A wise woman once said that beauty is pain, but that doesn’t mean that it has to be boring. With designer face masks, even the simple act of skin moisturizing can become fun.
Face masks rose to popularity after the 2011 Korean BB Cream craze. Over the past four years, the “lazy girl” alternative to traditional, time-consuming facials has been gaining prominence worldwide. Coated in serums containing everything from collagen and hyaluronic acid to more adventurous ingredients such as snail extract, these face masks claim to moisturize and brighten one’s skin.
To stand out, face mask makers gradually started to experiment with different designs, such as cute pandas or classic kabuki makeup. Inspired by Japanese cosplay (“costume play”), they serve not only as a beauty essential, but also as fun way to remake yourself, if only for 15 to 20 minutes.
These face masks seemed to hit their stride this year. According to a PR representative from beauty company Pure Smile, design face masks first came to being when faced with the question of how to make regular, white face masks more attractive.
Fashion icon Kansai Yamamoto was recruited to design a line of colorful kabuki- themed face masks in March, and beauty company Pure Smile recently teamed up with special makeup artist JIRO to concoct three ghoulish designs for their “Art Mask” line. Prisoner No. 0, Test Subject No. 13 and Type A Zombie were released in early June.
Artist JIRO is already well known for his makeup skills that have transformed models from animals to aliens.
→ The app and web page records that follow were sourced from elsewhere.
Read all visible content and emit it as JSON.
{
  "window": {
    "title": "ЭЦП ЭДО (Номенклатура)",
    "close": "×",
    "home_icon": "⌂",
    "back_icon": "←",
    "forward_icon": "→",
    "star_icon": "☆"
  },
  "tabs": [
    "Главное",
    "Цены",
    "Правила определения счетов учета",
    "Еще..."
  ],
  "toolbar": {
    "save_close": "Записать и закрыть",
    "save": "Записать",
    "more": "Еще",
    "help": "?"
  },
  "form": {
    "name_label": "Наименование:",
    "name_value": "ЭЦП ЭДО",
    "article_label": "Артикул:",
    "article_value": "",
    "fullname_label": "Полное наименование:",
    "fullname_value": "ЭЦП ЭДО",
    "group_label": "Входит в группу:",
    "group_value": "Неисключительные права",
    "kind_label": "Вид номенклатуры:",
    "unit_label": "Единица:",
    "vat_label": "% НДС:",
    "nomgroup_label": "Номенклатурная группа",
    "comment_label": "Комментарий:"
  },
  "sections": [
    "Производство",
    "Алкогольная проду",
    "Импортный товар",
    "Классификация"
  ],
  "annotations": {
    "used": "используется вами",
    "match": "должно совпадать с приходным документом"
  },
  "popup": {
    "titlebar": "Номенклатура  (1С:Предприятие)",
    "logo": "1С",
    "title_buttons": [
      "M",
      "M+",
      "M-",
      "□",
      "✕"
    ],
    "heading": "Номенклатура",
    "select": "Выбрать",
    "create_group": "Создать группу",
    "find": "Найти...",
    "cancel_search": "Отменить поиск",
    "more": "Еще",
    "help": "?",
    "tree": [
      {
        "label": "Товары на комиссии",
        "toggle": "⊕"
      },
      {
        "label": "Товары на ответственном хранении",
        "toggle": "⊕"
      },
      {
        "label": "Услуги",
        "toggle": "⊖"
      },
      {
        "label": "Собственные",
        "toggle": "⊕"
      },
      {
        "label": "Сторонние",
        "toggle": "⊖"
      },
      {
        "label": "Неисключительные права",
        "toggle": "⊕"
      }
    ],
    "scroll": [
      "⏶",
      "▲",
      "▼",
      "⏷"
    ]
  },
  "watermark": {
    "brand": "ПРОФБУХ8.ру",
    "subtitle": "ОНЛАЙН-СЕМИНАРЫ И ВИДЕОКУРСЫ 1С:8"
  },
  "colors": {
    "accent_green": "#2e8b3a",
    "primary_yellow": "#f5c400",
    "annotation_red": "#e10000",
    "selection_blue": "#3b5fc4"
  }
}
In the latest installation to the Pure Smile “Art Mask,” line JIRO lives up to his name by making face masks that nobody would be afraid to answer the door with.
Even Japan’s favorite pear fairy Funassyi has made his mark on the designer face-mask trend, with a limited-edition Funassyi face mask included in one of Pure Smile’s face mask packs.
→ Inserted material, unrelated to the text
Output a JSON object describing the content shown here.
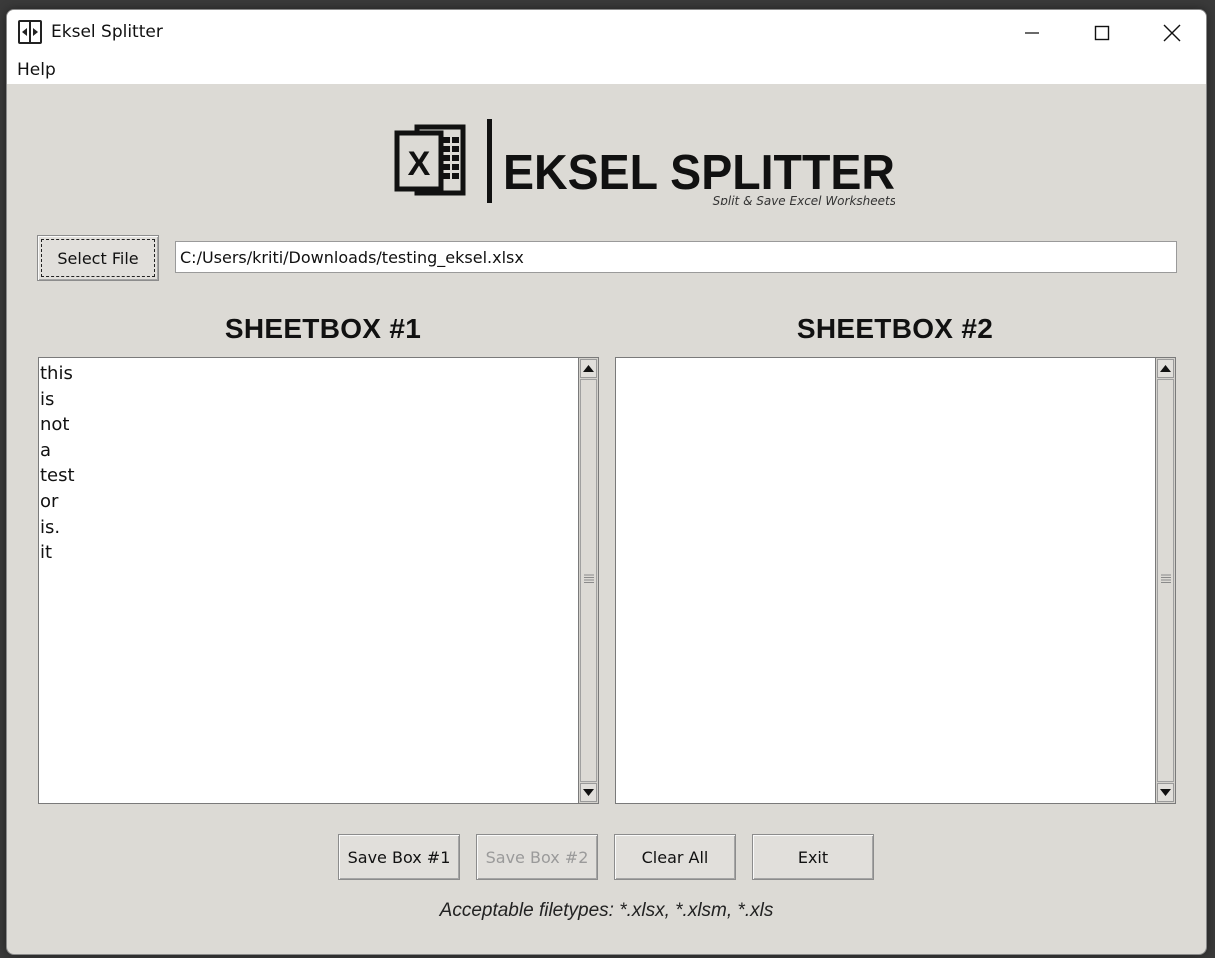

Of course, there is a built-in marketing value here. Once a private matter, the design mask begs for a selfie to be shared.
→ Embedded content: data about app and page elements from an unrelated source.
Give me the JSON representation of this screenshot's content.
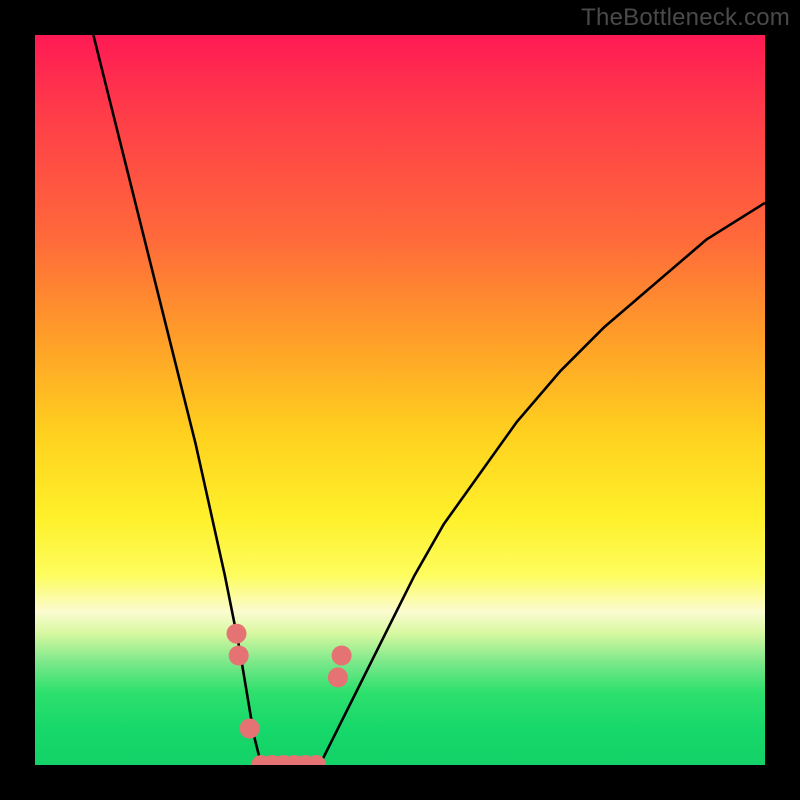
{
  "watermark": "TheBottleneck.com",
  "chart_data": {
    "type": "line",
    "title": "",
    "xlabel": "",
    "ylabel": "",
    "xlim": [
      0,
      100
    ],
    "ylim": [
      0,
      100
    ],
    "series": [
      {
        "name": "left_curve",
        "x": [
          8,
          10,
          12,
          14,
          16,
          18,
          20,
          22,
          24,
          26,
          28,
          29,
          30,
          31
        ],
        "y": [
          100,
          92,
          84,
          76,
          68,
          60,
          52,
          44,
          35,
          26,
          16,
          10,
          4,
          0
        ]
      },
      {
        "name": "trough",
        "x": [
          31,
          33,
          35,
          37,
          39
        ],
        "y": [
          0,
          0,
          0,
          0,
          0
        ]
      },
      {
        "name": "right_curve",
        "x": [
          39,
          41,
          44,
          48,
          52,
          56,
          61,
          66,
          72,
          78,
          85,
          92,
          100
        ],
        "y": [
          0,
          4,
          10,
          18,
          26,
          33,
          40,
          47,
          54,
          60,
          66,
          72,
          77
        ]
      },
      {
        "name": "marker_left_upper",
        "type": "scatter",
        "x": [
          27.6,
          27.9
        ],
        "y": [
          18,
          15
        ],
        "color": "#e57373"
      },
      {
        "name": "marker_left_lower",
        "type": "scatter",
        "x": [
          29.4
        ],
        "y": [
          5
        ],
        "color": "#e57373"
      },
      {
        "name": "marker_trough",
        "type": "scatter",
        "x": [
          31,
          32.5,
          34,
          35.5,
          37,
          38.5
        ],
        "y": [
          0,
          0,
          0,
          0,
          0,
          0
        ],
        "color": "#e57373"
      },
      {
        "name": "marker_right_upper",
        "type": "scatter",
        "x": [
          41.5,
          42
        ],
        "y": [
          12,
          15
        ],
        "color": "#e57373"
      }
    ],
    "gradient_background": {
      "direction": "vertical",
      "stops": [
        {
          "pos": 0.0,
          "color": "#ff1a54"
        },
        {
          "pos": 0.28,
          "color": "#ff6a3a"
        },
        {
          "pos": 0.55,
          "color": "#ffd21f"
        },
        {
          "pos": 0.79,
          "color": "#fbfbd0"
        },
        {
          "pos": 0.9,
          "color": "#2ee06d"
        },
        {
          "pos": 1.0,
          "color": "#13d268"
        }
      ]
    }
  }
}
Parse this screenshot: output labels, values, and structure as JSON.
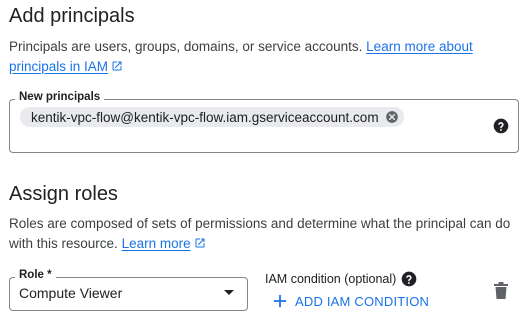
{
  "add_principals": {
    "title": "Add principals",
    "description": "Principals are users, groups, domains, or service accounts.",
    "learn_more_link": "Learn more about principals in IAM",
    "field_label": "New principals",
    "chip_value": "kentik-vpc-flow@kentik-vpc-flow.iam.gserviceaccount.com"
  },
  "assign_roles": {
    "title": "Assign roles",
    "description": "Roles are composed of sets of permissions and determine what the principal can do with this resource.",
    "learn_more_link": "Learn more",
    "role_label": "Role *",
    "role_value": "Compute Viewer",
    "iam_condition_label": "IAM condition (optional)",
    "add_condition_label": "ADD IAM CONDITION"
  },
  "icons": {
    "external_link": "open-in-new-icon",
    "chip_remove": "cancel-circle-icon",
    "help": "help-circle-icon",
    "dropdown": "arrow-drop-down-icon",
    "add": "plus-icon",
    "delete": "trash-icon"
  },
  "colors": {
    "link": "#1a73e8",
    "text": "#202124",
    "secondary_text": "#3c4043",
    "chip_bg": "#e8eaed",
    "outline": "#80868b",
    "icon_gray": "#5f6368"
  }
}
Pure Smile is even holding an Art Mask Photo Contest. Art mask enthusiasts can post their pictures to Instagram or Twitter with the hashtag #アートマスクコンテスト, and Pure Smile will select the winners.
What is the grand prize? Nothing other than a year’s supply of Pure Smile art masks!